[Component data from apps and pages]

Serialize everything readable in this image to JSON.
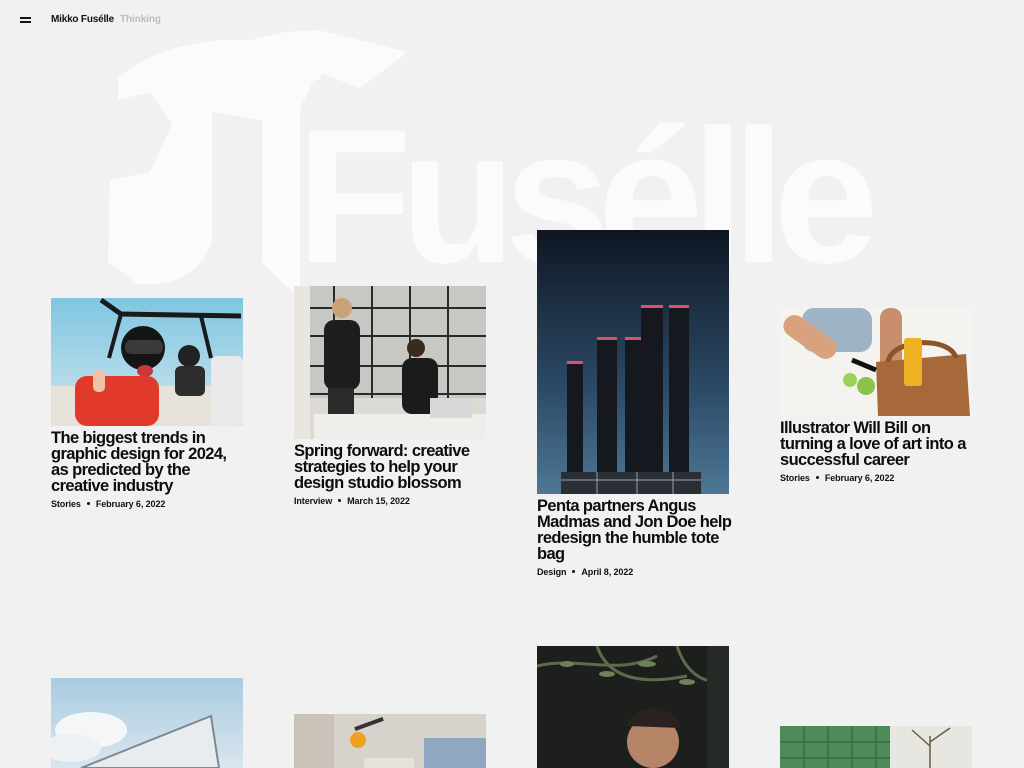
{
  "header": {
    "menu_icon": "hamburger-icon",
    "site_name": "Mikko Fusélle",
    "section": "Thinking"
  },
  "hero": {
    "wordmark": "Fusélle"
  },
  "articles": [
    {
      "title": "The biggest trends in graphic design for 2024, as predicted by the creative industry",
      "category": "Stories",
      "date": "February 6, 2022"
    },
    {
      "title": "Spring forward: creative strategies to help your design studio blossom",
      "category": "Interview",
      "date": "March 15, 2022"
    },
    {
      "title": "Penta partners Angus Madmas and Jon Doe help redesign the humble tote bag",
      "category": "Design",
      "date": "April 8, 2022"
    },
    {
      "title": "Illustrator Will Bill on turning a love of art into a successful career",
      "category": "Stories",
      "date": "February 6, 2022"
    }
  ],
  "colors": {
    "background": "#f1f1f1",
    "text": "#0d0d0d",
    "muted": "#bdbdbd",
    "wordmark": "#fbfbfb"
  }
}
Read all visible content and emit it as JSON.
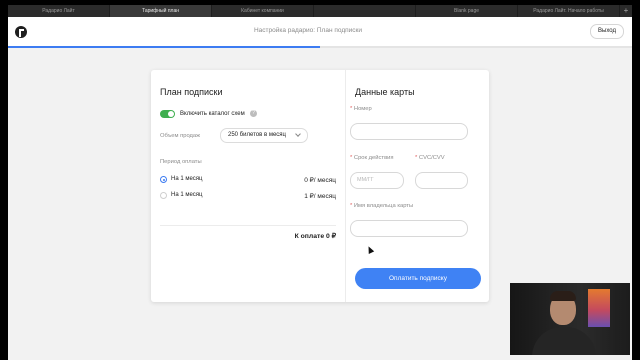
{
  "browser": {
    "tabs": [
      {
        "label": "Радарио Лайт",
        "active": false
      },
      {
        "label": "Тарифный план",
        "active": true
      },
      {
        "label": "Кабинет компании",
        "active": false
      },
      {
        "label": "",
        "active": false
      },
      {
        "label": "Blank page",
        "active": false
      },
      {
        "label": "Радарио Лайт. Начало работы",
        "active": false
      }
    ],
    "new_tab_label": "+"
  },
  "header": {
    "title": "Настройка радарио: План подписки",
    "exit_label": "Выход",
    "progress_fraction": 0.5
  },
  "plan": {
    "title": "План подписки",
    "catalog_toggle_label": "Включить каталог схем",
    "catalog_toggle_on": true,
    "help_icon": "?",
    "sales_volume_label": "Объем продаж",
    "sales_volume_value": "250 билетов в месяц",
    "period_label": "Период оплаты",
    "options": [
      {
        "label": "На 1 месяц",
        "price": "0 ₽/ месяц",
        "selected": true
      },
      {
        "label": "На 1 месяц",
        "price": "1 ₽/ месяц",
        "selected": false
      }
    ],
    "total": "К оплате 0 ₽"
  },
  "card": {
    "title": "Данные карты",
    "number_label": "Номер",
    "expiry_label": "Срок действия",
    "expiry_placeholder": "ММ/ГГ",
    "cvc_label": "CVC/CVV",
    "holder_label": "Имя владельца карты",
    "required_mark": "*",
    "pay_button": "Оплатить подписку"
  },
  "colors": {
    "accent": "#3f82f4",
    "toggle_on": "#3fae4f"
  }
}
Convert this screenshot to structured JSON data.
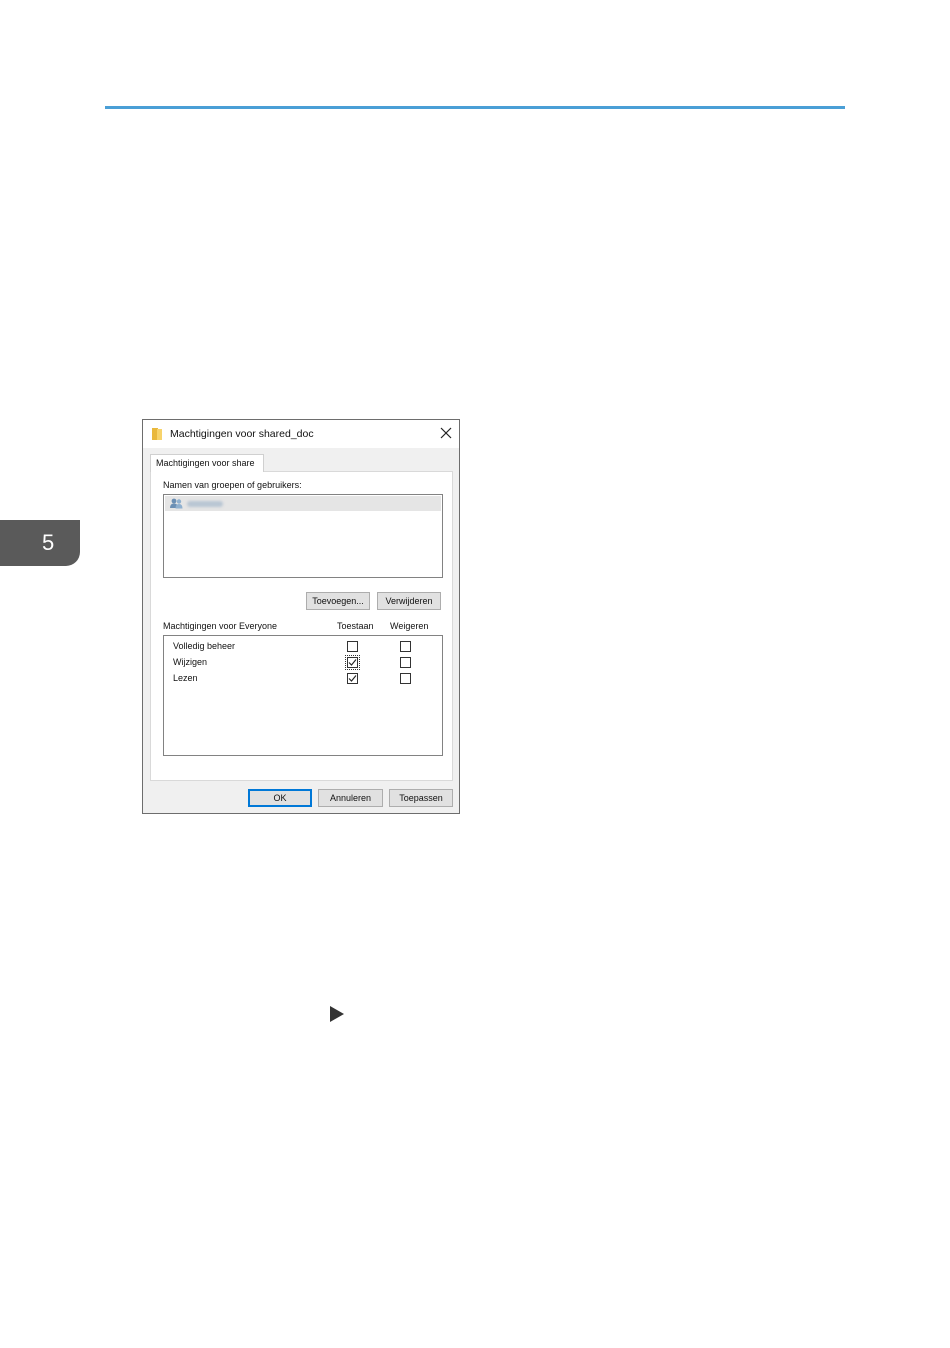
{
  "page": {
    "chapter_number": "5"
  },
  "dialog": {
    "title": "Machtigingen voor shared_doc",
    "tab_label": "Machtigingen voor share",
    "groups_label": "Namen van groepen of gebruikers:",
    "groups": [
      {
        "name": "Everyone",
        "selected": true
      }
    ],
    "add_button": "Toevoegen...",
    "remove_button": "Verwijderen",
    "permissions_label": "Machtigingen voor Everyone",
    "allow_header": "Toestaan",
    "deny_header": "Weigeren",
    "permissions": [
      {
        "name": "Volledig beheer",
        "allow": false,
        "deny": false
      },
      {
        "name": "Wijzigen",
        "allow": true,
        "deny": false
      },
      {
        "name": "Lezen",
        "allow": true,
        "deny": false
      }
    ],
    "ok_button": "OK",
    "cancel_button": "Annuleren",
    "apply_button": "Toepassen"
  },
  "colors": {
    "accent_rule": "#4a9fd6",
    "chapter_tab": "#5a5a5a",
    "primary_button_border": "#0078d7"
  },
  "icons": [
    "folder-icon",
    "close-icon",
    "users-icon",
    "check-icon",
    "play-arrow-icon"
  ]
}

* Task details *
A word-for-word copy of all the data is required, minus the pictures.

* Problem solution *
Serialize everything readable in this image to JSON.
{
  "header": {
    "menu_icon": "hamburger-icon",
    "site_name": "Mikko Fusélle",
    "section": "Thinking"
  },
  "hero": {
    "wordmark": "Fusélle"
  },
  "articles": [
    {
      "title": "The biggest trends in graphic design for 2024, as predicted by the creative industry",
      "category": "Stories",
      "date": "February 6, 2022"
    },
    {
      "title": "Spring forward: creative strategies to help your design studio blossom",
      "category": "Interview",
      "date": "March 15, 2022"
    },
    {
      "title": "Penta partners Angus Madmas and Jon Doe help redesign the humble tote bag",
      "category": "Design",
      "date": "April 8, 2022"
    },
    {
      "title": "Illustrator Will Bill on turning a love of art into a successful career",
      "category": "Stories",
      "date": "February 6, 2022"
    }
  ],
  "colors": {
    "background": "#f1f1f1",
    "text": "#0d0d0d",
    "muted": "#bdbdbd",
    "wordmark": "#fbfbfb"
  }
}
Read all visible content and emit it as JSON.
{
  "browser": {
    "tabs": [
      {
        "label": "Радарио Лайт",
        "active": false
      },
      {
        "label": "Тарифный план",
        "active": true
      },
      {
        "label": "Кабинет компании",
        "active": false
      },
      {
        "label": "",
        "active": false
      },
      {
        "label": "Blank page",
        "active": false
      },
      {
        "label": "Радарио Лайт. Начало работы",
        "active": false
      }
    ],
    "new_tab_label": "+"
  },
  "header": {
    "title": "Настройка радарио: План подписки",
    "exit_label": "Выход",
    "progress_fraction": 0.5
  },
  "plan": {
    "title": "План подписки",
    "catalog_toggle_label": "Включить каталог схем",
    "catalog_toggle_on": true,
    "help_icon": "?",
    "sales_volume_label": "Объем продаж",
    "sales_volume_value": "250 билетов в месяц",
    "period_label": "Период оплаты",
    "options": [
      {
        "label": "На 1 месяц",
        "price": "0 ₽/ месяц",
        "selected": true
      },
      {
        "label": "На 1 месяц",
        "price": "1 ₽/ месяц",
        "selected": false
      }
    ],
    "total": "К оплате 0 ₽"
  },
  "card": {
    "title": "Данные карты",
    "number_label": "Номер",
    "expiry_label": "Срок действия",
    "expiry_placeholder": "ММ/ГГ",
    "cvc_label": "CVC/CVV",
    "holder_label": "Имя владельца карты",
    "required_mark": "*",
    "pay_button": "Оплатить подписку"
  },
  "colors": {
    "accent": "#3f82f4",
    "toggle_on": "#3fae4f"
  }
}
Convert this screenshot to structured JSON data.
{
  "page": {
    "chapter_number": "5"
  },
  "dialog": {
    "title": "Machtigingen voor shared_doc",
    "tab_label": "Machtigingen voor share",
    "groups_label": "Namen van groepen of gebruikers:",
    "groups": [
      {
        "name": "Everyone",
        "selected": true
      }
    ],
    "add_button": "Toevoegen...",
    "remove_button": "Verwijderen",
    "permissions_label": "Machtigingen voor Everyone",
    "allow_header": "Toestaan",
    "deny_header": "Weigeren",
    "permissions": [
      {
        "name": "Volledig beheer",
        "allow": false,
        "deny": false
      },
      {
        "name": "Wijzigen",
        "allow": true,
        "deny": false
      },
      {
        "name": "Lezen",
        "allow": true,
        "deny": false
      }
    ],
    "ok_button": "OK",
    "cancel_button": "Annuleren",
    "apply_button": "Toepassen"
  },
  "colors": {
    "accent_rule": "#4a9fd6",
    "chapter_tab": "#5a5a5a",
    "primary_button_border": "#0078d7"
  },
  "icons": [
    "folder-icon",
    "close-icon",
    "users-icon",
    "check-icon",
    "play-arrow-icon"
  ]
}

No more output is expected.